The White House America’s evacuation efforts at Kabul airport have hit a “dangerous phase” amid warnings of another imminent terror attack.
Speaking from the White House briefing room on Saturday morning (Australian time), White House press secretary Jen Psaki said the US military’s last phase of its mission in Afghanistan was fraught because it involved bringing troops and equipment home.
Ms Psaki added that the number of evacuees would likely decline heading toward the August 31 deadline for the US to leave Afghanistan.
Pressed by journalists on security failures leading up to the deadly bombing on Thursday night, Ms Psaki conceded: “Clearly something went wrong here.”
An Islamic State suicide bomber killed at least 100 people including 13 US soldiers outside the gates of Kabul airport.
Islamic State (ISIS), an enemy of the Islamist Taliban as well as the West, said one of its suicide bombers targeted “translators and collaborators with the American army”.
US President Joe Biden has been warned that another terror attack in the Afghan capital Kabul is likely in the coming days.
At a meeting with his national security team, Mr Biden was told that all possible measures were being taken to protect US personnel and others at the city’s airport.
“The next few days of this mission will be the most dangerous period to date,” a White House official told US media, adding that US forces were looking at possible ISIS-K targets.
ISIS-K, or Islamic State Khorasan Province, is the group that claimed to be behind Thursday’s deadly airport attack.
The President was informed that despite any threat, US troops would continue with the evacuation mission until the 31 August deadline.
The mission would reportedly prioritise the remaining American citizens who wanted to leave, with US forces “engaged in a variety of means to get them to the airport safely”.
Mr Biden on Friday vowed the US would hunt down the terrorists responsible for the Kabul airport bombing.
Ms Psaki repeated that vow Saturday, saying America would “hunt down [and] go after” the perpetrators.
She is pressed by journalists on whether President Biden would be satisfied by capturing those involved and bringing them to trial.

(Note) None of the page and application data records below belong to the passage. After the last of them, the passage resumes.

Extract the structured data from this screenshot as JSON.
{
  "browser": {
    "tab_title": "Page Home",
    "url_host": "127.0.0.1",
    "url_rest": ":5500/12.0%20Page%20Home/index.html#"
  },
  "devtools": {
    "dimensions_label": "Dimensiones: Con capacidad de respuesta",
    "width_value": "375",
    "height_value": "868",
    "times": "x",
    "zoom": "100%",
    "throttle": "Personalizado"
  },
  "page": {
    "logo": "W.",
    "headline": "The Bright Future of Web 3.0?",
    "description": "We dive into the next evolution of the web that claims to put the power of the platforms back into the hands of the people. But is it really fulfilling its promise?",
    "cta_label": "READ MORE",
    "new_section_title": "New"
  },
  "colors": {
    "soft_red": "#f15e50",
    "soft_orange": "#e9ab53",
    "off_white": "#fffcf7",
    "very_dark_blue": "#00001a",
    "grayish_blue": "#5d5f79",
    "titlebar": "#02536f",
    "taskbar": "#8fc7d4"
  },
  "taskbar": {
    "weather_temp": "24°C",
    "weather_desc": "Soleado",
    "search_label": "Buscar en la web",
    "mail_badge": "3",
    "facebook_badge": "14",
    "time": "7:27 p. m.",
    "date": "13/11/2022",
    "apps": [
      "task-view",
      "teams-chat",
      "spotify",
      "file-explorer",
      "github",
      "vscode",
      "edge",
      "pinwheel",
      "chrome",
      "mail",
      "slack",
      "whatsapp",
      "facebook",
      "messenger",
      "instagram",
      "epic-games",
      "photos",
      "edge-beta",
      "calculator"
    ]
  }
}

Psaki responds: “I think he made clear he does not want them to live on the earth any more.”
General Frank McKenzie, head of US Central Command, said US commanders were watching for more attacks by Islamic State, including possibly rockets or car bombs targeting the airport.
Australian forces were able to evacuate 4100 people out of Taliban-held Kabul in a frantic nine-day mission, thanks to the presence of American and British defence forces guarding the airport.

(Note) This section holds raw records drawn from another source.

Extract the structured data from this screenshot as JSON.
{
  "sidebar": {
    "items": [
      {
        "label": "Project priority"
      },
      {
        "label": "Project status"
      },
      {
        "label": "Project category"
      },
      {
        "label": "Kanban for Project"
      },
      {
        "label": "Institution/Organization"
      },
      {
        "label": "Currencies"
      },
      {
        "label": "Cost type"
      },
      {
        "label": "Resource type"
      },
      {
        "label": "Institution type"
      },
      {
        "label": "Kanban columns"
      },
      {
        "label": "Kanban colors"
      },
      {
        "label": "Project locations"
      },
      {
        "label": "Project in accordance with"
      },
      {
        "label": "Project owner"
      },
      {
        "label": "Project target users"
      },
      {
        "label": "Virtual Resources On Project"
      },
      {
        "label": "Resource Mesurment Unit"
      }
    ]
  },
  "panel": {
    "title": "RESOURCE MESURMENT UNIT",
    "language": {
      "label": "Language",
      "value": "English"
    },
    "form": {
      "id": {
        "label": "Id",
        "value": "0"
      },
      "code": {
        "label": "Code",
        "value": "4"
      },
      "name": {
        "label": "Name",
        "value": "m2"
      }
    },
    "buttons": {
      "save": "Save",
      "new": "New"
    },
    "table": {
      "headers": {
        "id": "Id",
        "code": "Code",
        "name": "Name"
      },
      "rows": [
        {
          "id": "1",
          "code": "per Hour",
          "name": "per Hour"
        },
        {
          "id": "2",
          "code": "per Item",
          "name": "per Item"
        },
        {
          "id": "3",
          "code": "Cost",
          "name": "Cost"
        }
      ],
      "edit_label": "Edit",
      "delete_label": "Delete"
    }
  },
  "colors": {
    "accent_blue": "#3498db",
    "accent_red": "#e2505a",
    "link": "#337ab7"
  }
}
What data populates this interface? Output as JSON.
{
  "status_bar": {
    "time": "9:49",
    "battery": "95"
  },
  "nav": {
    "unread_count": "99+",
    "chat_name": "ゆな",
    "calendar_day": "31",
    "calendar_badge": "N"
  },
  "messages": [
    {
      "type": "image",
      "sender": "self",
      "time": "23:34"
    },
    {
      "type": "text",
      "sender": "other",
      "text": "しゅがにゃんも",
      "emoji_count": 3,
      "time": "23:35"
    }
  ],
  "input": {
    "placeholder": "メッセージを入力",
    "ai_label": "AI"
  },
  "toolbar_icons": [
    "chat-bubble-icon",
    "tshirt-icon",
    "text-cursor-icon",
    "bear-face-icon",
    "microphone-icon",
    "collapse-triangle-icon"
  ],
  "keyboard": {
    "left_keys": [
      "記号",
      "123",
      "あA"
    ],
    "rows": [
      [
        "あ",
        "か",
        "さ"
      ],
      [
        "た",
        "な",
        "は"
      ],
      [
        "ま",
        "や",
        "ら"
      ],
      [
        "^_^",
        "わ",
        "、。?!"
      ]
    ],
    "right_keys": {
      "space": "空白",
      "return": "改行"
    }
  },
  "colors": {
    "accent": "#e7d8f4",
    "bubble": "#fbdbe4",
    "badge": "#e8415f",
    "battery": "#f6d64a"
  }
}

The evacuees included about 3200 Australians and visa holders and 800 people from coalition partner countries.
There are 2500 people staying at Australia’s Dubai air base and 783 have either come to Australia or other countries.
Foreign Minister Marise Payne warned of a high threat of further terror attacks, meaning Australian evacuation flights had ceased.

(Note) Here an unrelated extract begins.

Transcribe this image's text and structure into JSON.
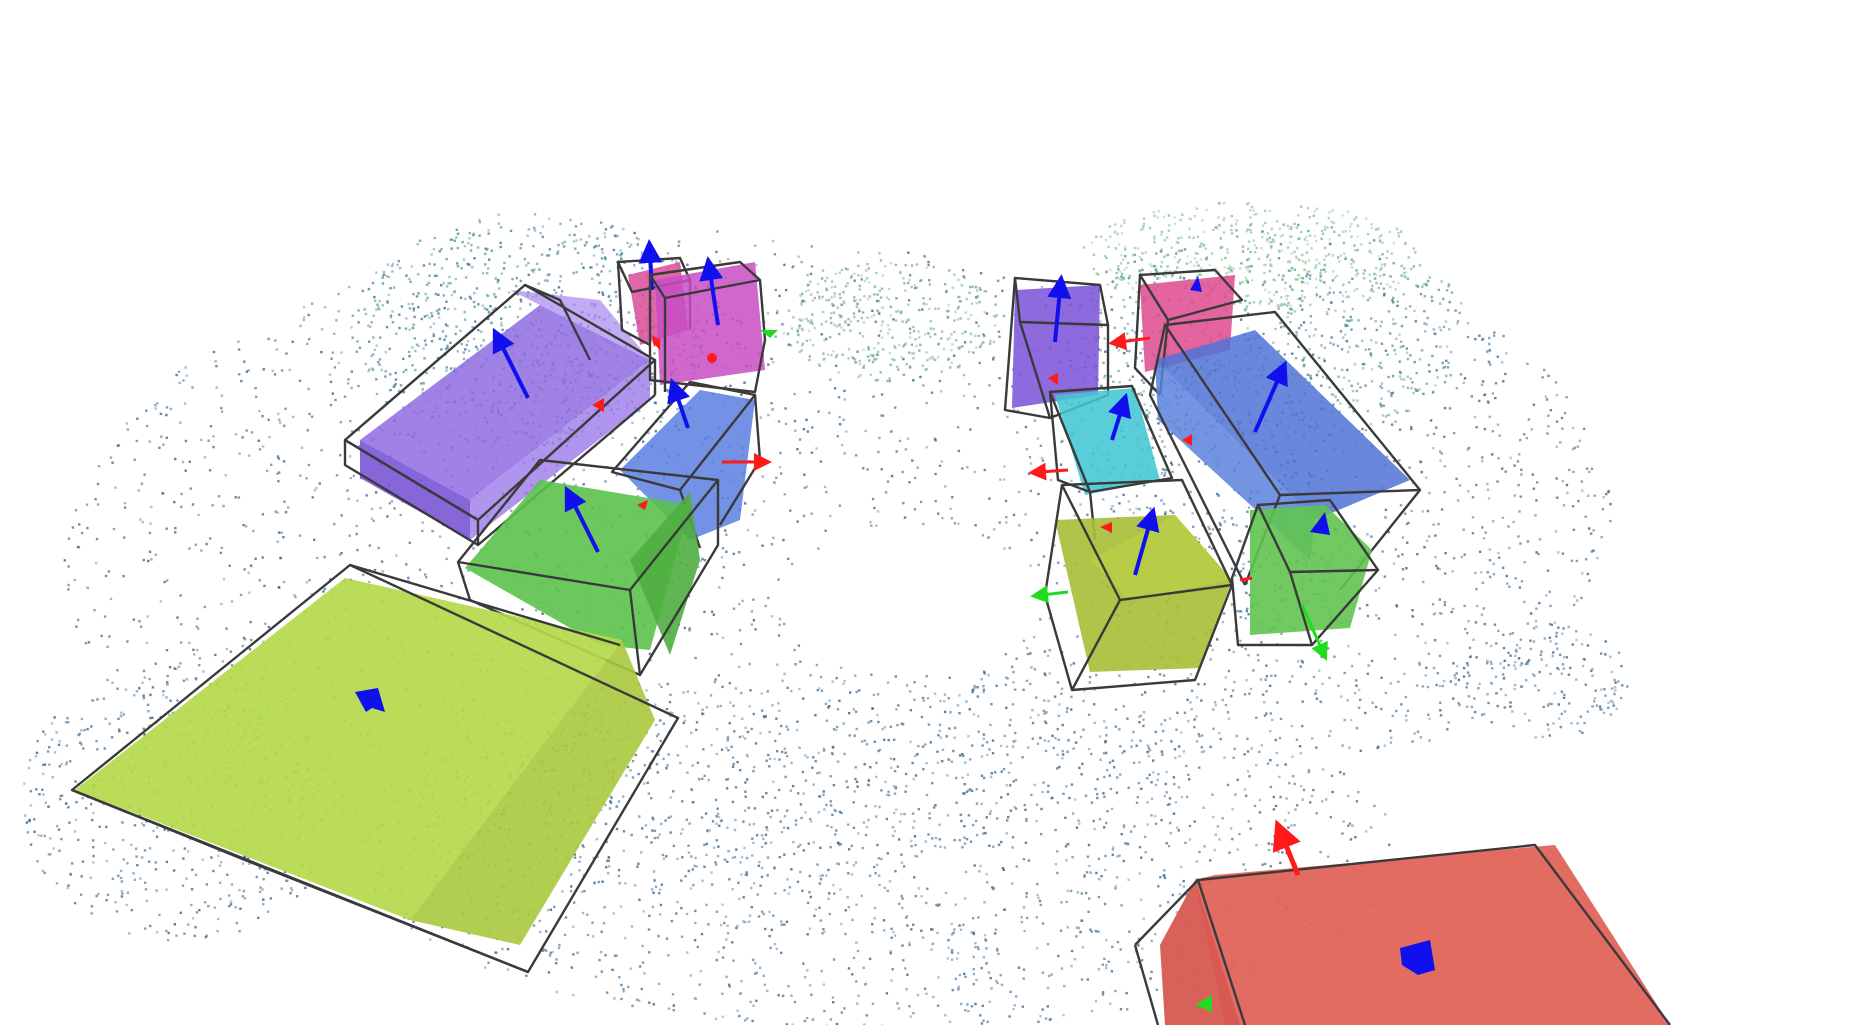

Boris Johnson vow
British Prime Minister Boris Johnson said that he will do his utmost to help any people in Afghanistan who are eligible for resettlement, but who the British armed forces are unable to evacuate from Kabul airport.
“As we come down to the final hours of the operation, there will also be people who haven’t got through, people who might qualify (for resettlement),” Mr Johnson said Saturday morning.
“What I say to them is that we will shift heaven and earth to help them, we will do whatever we can,” he added.
Mr Johnson said that he believed Taliban authorities understood the need to allow safe passage for Afghans who are eligible for resettlement in Western countries after 20 years of conflict.
British Defence Secretary Ben Wallace earlier said the threat of attacks would increase as Western troops got closer to completing the huge airlift and leaving.
“The narrative is always going to be, as we leave, certain groups such as ISIS will want to stake a claim that they have driven out the US or the UK,” Mr Wallace told Sky News.
ISIS-K was initially confined to areas on the border with Pakistan but has established a second front in the north of the country. The Combating Terrorism Centre at West Point says ISIS-K includes Pakistanis from other militant groups and Uzbek extremists in addition to Afghans.
Western countries fear the Taliban, who once sheltered Osama bin Laden’s al Qaeda before it was ousted from power by the US-led 2001 invasion, will allow Afghanistan to turn again into a haven for militants. The Taliban say they will not let the country be used by terrorists.
Worries are growing that the remaining population will face a humanitarian crisis with the coronavirus spreading and shortages of food and medical supplies looming.
The World Health Organisation said it hoped to establish an air bridge into the northern city of Mazar-i-Sharif with the help of Pakistani authorities to get medical supplies in.